on javascript

Javascript's scoping got me

When programming, I often use a pattern like this one:

var myDefaultVariable;

for (var key in object) {
	
    myDefaultVariable = myDefaultVariable || getOtherVariable();
    
    // do stuff
}

The code above is not an exact form and it's something I use mostly when I have an original value that needs to be determined only for first object, keeping the value otherwise.

At the first iteration, it will be undefined, therefore executing the right side and setting a value. For the rest of the iteration, the value will remain the same and the computation will not be re-executed.

It saves me the hassle of extracting the first item, getting his value, and then re-iterating everything. For an array it's not that bad, you can simply do array[0] but for a javascript object it looks too ugly.

Anyway, I did something like this recently:

var myOrder = value;

myArray.sort(function (a, b) {
	
    var someLocalVar = someValue,
    	myOrder = (condition) ? myOrder : anotherOrder;
});

My (wrong) assumption was that if the condition is true, it will get the value from the parent scoping, otherwise it will change, this being true even if I was reusing the variable name and therefore redeclaring it.

When applying a sorting function to an array you have to keep in mind that a new scope will be created. And while I did have access to the variable myOrder inside the function, the moment I redeclared it, its value got overwritten to undefined.

Basically, this:
var myOrder = (condition) ? myOrder : anotherOrder;

became this:

var myOrder = (condition) ? undefined : anotherOrder;
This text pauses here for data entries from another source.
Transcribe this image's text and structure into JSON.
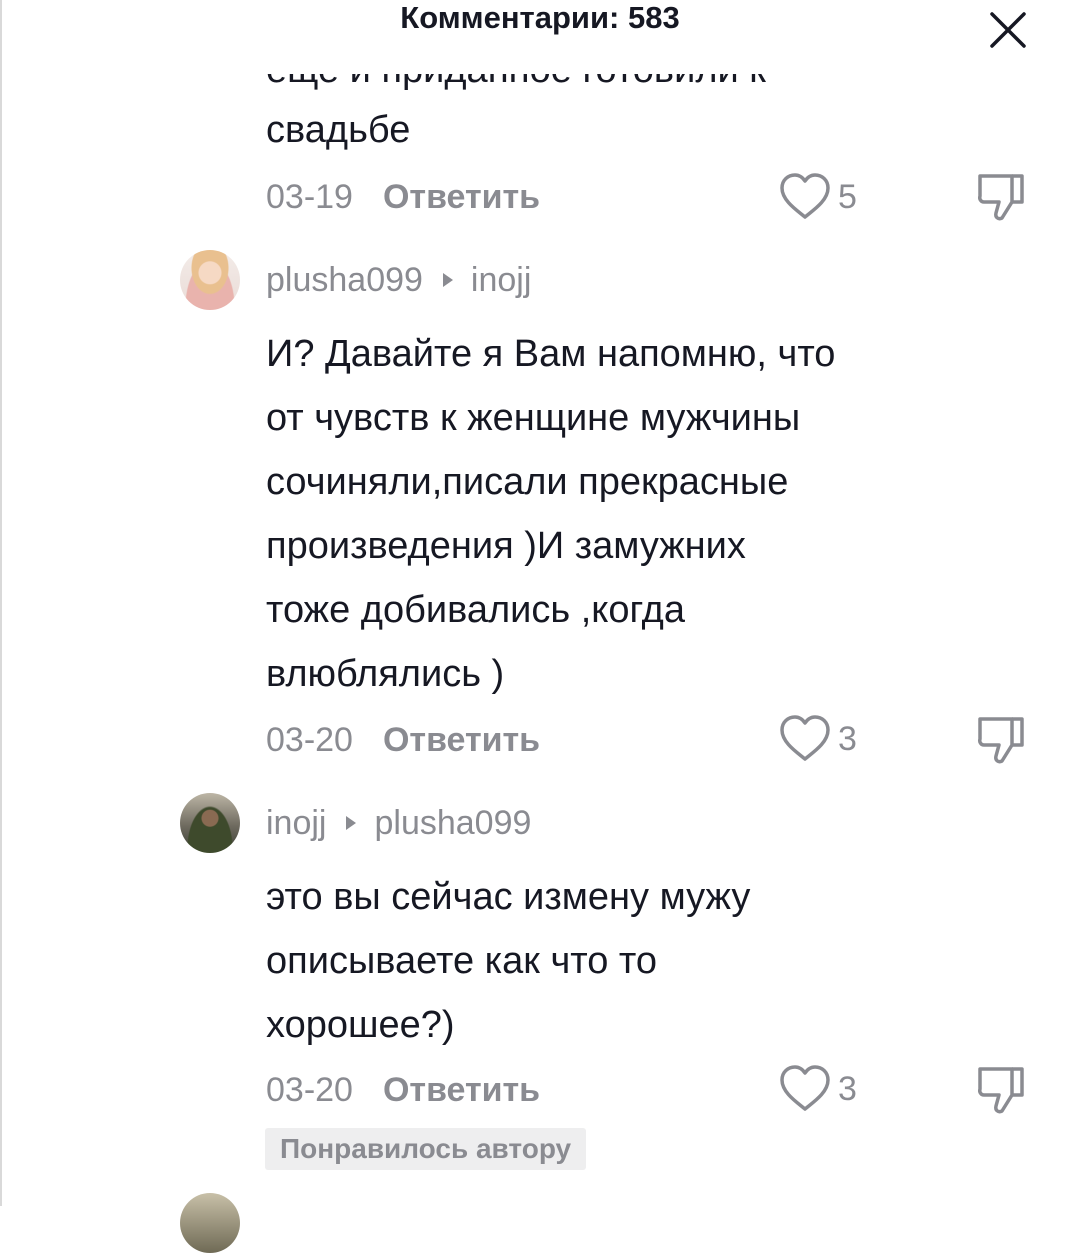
{
  "header": {
    "title": "Комментарии: 583"
  },
  "comments": [
    {
      "cut_line": "еще и приданное готовили к",
      "lines": [
        "свадьбе"
      ],
      "date": "03-19",
      "reply_label": "Ответить",
      "likes": "5"
    },
    {
      "username": "plusha099",
      "reply_to": "inojj",
      "lines": [
        "И? Давайте я Вам напомню, что",
        "от чувств к женщине мужчины",
        "сочиняли,писали прекрасные",
        "произведения )И замужних",
        "тоже добивались ,когда",
        "влюблялись )"
      ],
      "date": "03-20",
      "reply_label": "Ответить",
      "likes": "3"
    },
    {
      "username": "inojj",
      "reply_to": "plusha099",
      "lines": [
        "это вы сейчас измену мужу",
        "описываете как что то",
        "хорошее?)"
      ],
      "date": "03-20",
      "reply_label": "Ответить",
      "likes": "3",
      "badge": "Понравилось автору"
    }
  ],
  "icons": {
    "close": "close-icon",
    "like": "heart-outline-icon",
    "dislike": "thumbs-down-icon"
  },
  "colors": {
    "text_primary": "#161823",
    "text_secondary": "#8a8b91",
    "badge_bg": "#eeeeef"
  }
}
Of course, this wasn't news to me, fortunately, but the fact that it was declared on a separate line, in a comma-separated declaration, threw me off a little. Had I had seen var in front of it, this wouldn't have happened.

This can be easily tested and verified with the following snippet:
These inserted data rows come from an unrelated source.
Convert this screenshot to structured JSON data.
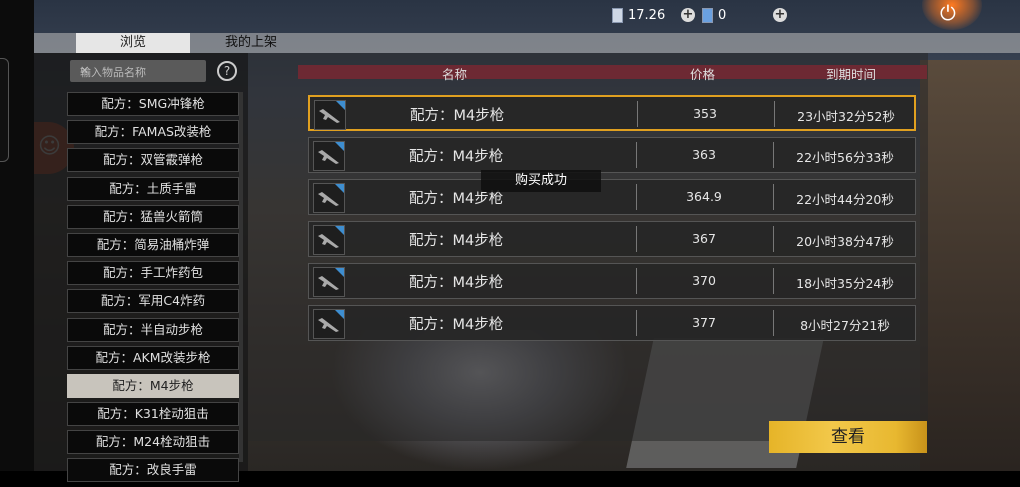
{
  "topbar": {
    "currency1": "17.26",
    "currency2": "0"
  },
  "tabs": [
    {
      "label": "浏览",
      "active": true
    },
    {
      "label": "我的上架",
      "active": false
    }
  ],
  "search": {
    "placeholder": "输入物品名称"
  },
  "sidebar": {
    "items": [
      "配方：SMG冲锋枪",
      "配方：FAMAS改装枪",
      "配方：双管霰弹枪",
      "配方：土质手雷",
      "配方：猛兽火箭筒",
      "配方：简易油桶炸弹",
      "配方：手工炸药包",
      "配方：军用C4炸药",
      "配方：半自动步枪",
      "配方：AKM改装步枪",
      "配方：M4步枪",
      "配方：K31栓动狙击",
      "配方：M24栓动狙击",
      "配方：改良手雷"
    ],
    "selected_index": 10
  },
  "table": {
    "headers": {
      "name": "名称",
      "price": "价格",
      "expiry": "到期时间"
    },
    "rows": [
      {
        "name": "配方：M4步枪",
        "price": "353",
        "expiry": "23小时32分52秒"
      },
      {
        "name": "配方：M4步枪",
        "price": "363",
        "expiry": "22小时56分33秒"
      },
      {
        "name": "配方：M4步枪",
        "price": "364.9",
        "expiry": "22小时44分20秒"
      },
      {
        "name": "配方：M4步枪",
        "price": "367",
        "expiry": "20小时38分47秒"
      },
      {
        "name": "配方：M4步枪",
        "price": "370",
        "expiry": "18小时35分24秒"
      },
      {
        "name": "配方：M4步枪",
        "price": "377",
        "expiry": "8小时27分21秒"
      }
    ],
    "selected_row": 0
  },
  "toast": "购买成功",
  "view_button": "查看",
  "colors": {
    "selected_border": "#e0a020",
    "button": "#f2c84a",
    "header_band": "#7a2832"
  }
}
var test = 'test';

var arr = [1, 2, 3];

arr.forEach(function () { 
    var test = test; 
    console.log(test); 
});

The console will log "undefined" three times, since var test declares a new variable inside forEach's scoping, overwriting the previous one.

Again, it's nothing uncommon, at least for someone who understands scoping and variables in javascript. But sometimes, if you're not paying attention, javascript gets you.
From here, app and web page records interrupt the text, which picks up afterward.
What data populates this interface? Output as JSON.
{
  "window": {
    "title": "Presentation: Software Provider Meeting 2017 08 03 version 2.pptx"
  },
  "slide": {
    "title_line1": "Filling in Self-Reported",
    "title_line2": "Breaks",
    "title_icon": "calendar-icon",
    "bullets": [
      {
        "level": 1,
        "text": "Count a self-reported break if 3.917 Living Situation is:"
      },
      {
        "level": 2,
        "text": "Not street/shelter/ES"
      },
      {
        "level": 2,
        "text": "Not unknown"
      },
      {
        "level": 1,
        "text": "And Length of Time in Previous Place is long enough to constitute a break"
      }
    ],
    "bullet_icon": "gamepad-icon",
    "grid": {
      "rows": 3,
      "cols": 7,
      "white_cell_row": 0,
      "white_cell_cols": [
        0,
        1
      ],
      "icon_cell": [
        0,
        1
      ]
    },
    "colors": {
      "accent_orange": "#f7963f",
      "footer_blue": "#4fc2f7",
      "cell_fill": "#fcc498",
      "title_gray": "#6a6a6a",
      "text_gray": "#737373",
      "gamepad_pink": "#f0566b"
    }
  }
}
And this time, it got me!


Senior Developer at Prestimedia

comments powered by Disqus